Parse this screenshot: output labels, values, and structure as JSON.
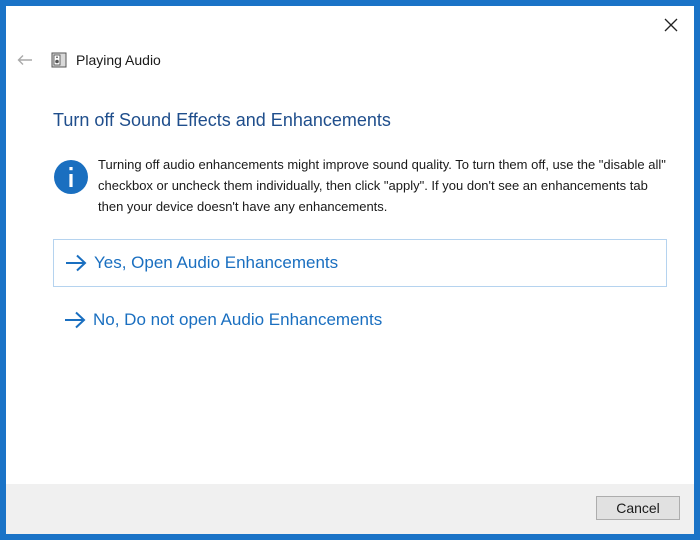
{
  "window": {
    "close_icon": "close-icon"
  },
  "nav": {
    "back_icon": "back-arrow-icon",
    "app_icon": "speaker-icon",
    "title": "Playing Audio"
  },
  "main": {
    "heading": "Turn off Sound Effects and Enhancements",
    "info_icon": "info-icon",
    "info_text": "Turning off audio enhancements might improve sound quality. To turn them off, use the \"disable all\" checkbox or uncheck them individually, then click \"apply\". If you don't see an enhancements tab then your device doesn't have any enhancements.",
    "options": [
      {
        "label": "Yes, Open Audio Enhancements",
        "icon": "right-arrow-icon",
        "selected": true
      },
      {
        "label": "No, Do not open Audio Enhancements",
        "icon": "right-arrow-icon",
        "selected": false
      }
    ]
  },
  "footer": {
    "cancel_label": "Cancel"
  },
  "colors": {
    "accent": "#1a6fc0",
    "heading": "#1f4e8c",
    "frame": "#1a73c7",
    "footer_bg": "#f0f0f0"
  }
}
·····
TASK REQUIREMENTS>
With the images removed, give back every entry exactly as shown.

TASK SOLUTION>
Parse this screenshot: output labels, values, and structure as JSON.
{
  "window": {
    "close_icon": "close-icon"
  },
  "nav": {
    "back_icon": "back-arrow-icon",
    "app_icon": "speaker-icon",
    "title": "Playing Audio"
  },
  "main": {
    "heading": "Turn off Sound Effects and Enhancements",
    "info_icon": "info-icon",
    "info_text": "Turning off audio enhancements might improve sound quality. To turn them off, use the \"disable all\" checkbox or uncheck them individually, then click \"apply\". If you don't see an enhancements tab then your device doesn't have any enhancements.",
    "options": [
      {
        "label": "Yes, Open Audio Enhancements",
        "icon": "right-arrow-icon",
        "selected": true
      },
      {
        "label": "No, Do not open Audio Enhancements",
        "icon": "right-arrow-icon",
        "selected": false
      }
    ]
  },
  "footer": {
    "cancel_label": "Cancel"
  },
  "colors": {
    "accent": "#1a6fc0",
    "heading": "#1f4e8c",
    "frame": "#1a73c7",
    "footer_bg": "#f0f0f0"
  }
}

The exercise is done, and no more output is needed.